◆ **EXERCISE GOAL**
Among the entries, find the lines with the string "Investment" and copy them.

◆ **DATA**
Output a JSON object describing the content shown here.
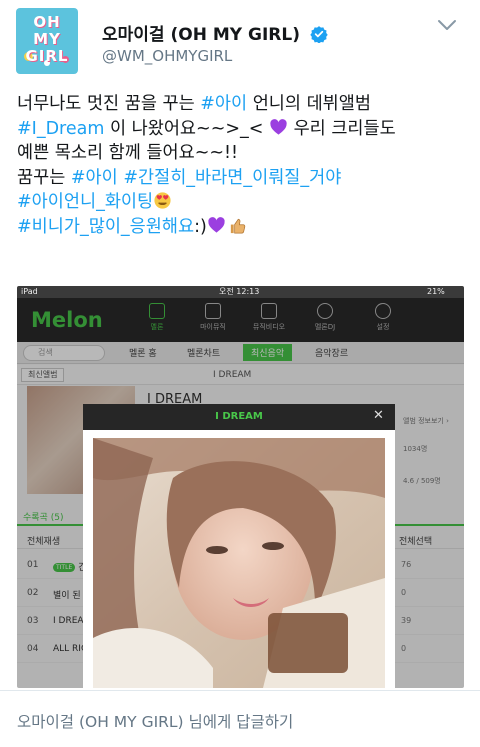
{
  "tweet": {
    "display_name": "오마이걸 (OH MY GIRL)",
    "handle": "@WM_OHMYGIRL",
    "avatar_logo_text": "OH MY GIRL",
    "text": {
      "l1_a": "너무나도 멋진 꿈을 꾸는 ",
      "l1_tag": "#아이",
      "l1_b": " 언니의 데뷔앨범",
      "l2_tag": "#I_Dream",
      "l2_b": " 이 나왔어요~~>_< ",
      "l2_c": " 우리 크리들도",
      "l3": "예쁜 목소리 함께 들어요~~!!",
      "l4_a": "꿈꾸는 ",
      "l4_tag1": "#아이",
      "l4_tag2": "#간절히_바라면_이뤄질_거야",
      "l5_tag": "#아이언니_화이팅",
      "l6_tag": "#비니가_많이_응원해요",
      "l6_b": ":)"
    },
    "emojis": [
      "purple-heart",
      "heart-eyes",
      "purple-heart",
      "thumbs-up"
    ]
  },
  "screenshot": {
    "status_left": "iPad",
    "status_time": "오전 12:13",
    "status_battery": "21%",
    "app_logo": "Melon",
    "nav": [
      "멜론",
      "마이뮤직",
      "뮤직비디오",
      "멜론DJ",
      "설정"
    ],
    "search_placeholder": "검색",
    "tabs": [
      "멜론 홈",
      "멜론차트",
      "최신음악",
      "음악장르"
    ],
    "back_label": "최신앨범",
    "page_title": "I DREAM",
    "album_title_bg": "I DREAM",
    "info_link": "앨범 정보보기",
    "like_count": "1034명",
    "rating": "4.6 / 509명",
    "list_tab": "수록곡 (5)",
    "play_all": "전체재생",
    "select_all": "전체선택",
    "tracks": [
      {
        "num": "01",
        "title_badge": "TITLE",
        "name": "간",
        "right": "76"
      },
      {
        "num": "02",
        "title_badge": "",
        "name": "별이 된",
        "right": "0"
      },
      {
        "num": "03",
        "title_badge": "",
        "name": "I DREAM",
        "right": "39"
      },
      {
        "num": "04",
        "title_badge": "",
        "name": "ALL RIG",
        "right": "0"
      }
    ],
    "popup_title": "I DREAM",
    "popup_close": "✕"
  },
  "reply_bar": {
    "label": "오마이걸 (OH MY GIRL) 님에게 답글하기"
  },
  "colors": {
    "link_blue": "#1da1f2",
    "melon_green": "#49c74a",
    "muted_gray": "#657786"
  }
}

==

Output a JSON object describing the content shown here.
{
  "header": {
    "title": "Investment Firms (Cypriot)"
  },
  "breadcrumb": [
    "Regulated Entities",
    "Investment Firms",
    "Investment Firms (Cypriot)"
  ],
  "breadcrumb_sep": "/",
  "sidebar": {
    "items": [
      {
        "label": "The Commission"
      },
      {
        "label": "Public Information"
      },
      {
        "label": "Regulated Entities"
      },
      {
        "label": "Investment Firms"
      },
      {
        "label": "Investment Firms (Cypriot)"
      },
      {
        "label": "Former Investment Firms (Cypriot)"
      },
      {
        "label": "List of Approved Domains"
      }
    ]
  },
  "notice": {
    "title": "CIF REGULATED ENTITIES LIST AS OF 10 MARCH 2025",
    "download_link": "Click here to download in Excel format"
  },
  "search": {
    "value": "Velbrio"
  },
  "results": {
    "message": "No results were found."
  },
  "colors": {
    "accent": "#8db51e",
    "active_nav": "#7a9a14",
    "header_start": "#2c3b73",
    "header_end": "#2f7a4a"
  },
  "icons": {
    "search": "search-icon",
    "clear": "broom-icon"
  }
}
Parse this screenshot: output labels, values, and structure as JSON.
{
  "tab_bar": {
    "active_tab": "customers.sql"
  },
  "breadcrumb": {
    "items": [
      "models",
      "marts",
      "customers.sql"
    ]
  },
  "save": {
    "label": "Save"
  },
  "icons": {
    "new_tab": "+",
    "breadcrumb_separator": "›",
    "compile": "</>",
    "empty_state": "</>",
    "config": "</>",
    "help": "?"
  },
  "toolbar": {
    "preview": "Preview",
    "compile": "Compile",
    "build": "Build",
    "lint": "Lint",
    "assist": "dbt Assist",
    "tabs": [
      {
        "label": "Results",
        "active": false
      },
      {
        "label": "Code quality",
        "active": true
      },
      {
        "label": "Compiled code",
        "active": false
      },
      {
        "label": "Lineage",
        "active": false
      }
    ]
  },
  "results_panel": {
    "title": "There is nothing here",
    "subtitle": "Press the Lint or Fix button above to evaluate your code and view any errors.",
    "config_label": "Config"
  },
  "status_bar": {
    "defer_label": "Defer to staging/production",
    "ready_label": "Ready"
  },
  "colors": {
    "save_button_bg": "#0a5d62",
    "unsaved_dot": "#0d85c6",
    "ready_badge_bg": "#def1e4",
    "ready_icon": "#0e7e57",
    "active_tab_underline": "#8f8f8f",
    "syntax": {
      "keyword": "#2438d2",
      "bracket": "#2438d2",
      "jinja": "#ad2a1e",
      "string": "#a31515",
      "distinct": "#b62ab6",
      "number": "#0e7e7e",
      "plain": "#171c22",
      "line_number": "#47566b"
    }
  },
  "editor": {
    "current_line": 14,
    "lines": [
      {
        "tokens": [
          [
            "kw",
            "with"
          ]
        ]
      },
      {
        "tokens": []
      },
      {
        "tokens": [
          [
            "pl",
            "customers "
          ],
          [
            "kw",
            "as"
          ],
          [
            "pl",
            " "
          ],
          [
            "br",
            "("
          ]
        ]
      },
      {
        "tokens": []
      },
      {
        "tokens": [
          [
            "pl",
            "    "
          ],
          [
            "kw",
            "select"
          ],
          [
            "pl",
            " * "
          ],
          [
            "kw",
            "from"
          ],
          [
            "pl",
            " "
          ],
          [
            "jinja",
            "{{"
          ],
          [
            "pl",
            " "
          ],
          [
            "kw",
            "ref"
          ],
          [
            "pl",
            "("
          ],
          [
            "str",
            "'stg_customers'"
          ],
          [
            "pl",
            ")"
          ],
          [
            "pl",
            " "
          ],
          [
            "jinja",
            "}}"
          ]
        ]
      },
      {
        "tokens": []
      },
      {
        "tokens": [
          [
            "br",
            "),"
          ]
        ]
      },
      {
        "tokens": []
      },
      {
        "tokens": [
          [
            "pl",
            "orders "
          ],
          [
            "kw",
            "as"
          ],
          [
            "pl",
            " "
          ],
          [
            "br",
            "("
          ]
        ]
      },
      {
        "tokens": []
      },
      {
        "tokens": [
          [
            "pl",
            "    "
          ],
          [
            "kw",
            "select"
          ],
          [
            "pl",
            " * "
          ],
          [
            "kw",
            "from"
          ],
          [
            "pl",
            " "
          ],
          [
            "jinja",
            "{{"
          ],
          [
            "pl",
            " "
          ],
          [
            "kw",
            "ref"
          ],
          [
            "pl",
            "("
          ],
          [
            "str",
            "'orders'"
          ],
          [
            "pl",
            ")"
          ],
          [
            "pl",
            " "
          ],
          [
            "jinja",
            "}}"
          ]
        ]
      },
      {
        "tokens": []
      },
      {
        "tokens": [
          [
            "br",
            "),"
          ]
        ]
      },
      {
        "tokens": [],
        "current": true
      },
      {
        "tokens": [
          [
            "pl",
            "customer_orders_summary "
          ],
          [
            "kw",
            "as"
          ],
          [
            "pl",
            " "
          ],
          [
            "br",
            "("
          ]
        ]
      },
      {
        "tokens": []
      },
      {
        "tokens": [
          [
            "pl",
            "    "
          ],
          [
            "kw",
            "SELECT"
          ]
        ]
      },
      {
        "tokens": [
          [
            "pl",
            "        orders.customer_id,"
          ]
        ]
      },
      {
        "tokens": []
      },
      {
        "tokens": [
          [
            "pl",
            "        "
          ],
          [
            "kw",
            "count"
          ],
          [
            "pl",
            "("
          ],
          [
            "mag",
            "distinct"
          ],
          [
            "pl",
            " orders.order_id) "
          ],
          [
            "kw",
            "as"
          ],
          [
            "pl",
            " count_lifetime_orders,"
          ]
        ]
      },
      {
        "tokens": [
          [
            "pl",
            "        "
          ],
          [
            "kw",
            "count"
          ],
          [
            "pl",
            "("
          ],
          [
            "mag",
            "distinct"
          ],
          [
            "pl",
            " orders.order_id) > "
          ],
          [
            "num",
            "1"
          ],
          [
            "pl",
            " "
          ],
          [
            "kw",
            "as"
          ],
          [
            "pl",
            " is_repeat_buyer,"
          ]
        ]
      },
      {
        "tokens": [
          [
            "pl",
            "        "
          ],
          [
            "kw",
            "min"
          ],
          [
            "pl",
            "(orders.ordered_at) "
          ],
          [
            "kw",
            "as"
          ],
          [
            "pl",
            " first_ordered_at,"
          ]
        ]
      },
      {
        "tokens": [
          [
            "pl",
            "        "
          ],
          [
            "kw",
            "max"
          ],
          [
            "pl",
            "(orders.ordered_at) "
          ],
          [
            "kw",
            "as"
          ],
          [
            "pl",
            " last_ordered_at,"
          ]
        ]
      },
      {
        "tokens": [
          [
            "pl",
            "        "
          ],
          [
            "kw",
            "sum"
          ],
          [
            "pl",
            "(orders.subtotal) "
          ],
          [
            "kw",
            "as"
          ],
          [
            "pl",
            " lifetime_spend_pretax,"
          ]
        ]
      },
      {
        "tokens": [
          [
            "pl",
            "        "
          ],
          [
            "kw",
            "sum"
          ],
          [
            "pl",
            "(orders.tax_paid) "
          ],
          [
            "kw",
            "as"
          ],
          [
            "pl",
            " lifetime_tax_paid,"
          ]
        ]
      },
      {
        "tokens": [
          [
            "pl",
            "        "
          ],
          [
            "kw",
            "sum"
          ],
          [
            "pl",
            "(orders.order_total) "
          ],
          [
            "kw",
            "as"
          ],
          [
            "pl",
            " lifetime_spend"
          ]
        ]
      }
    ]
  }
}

◆ **RESPONSE TO THIS EXERCISE**
    "title": "Investment Firms (Cypriot)"
    "Investment Firms",
    "Investment Firms (Cypriot)"
        "label": "Investment Firms"
        "label": "Investment Firms (Cypriot)"
        "label": "Former Investment Firms (Cypriot)"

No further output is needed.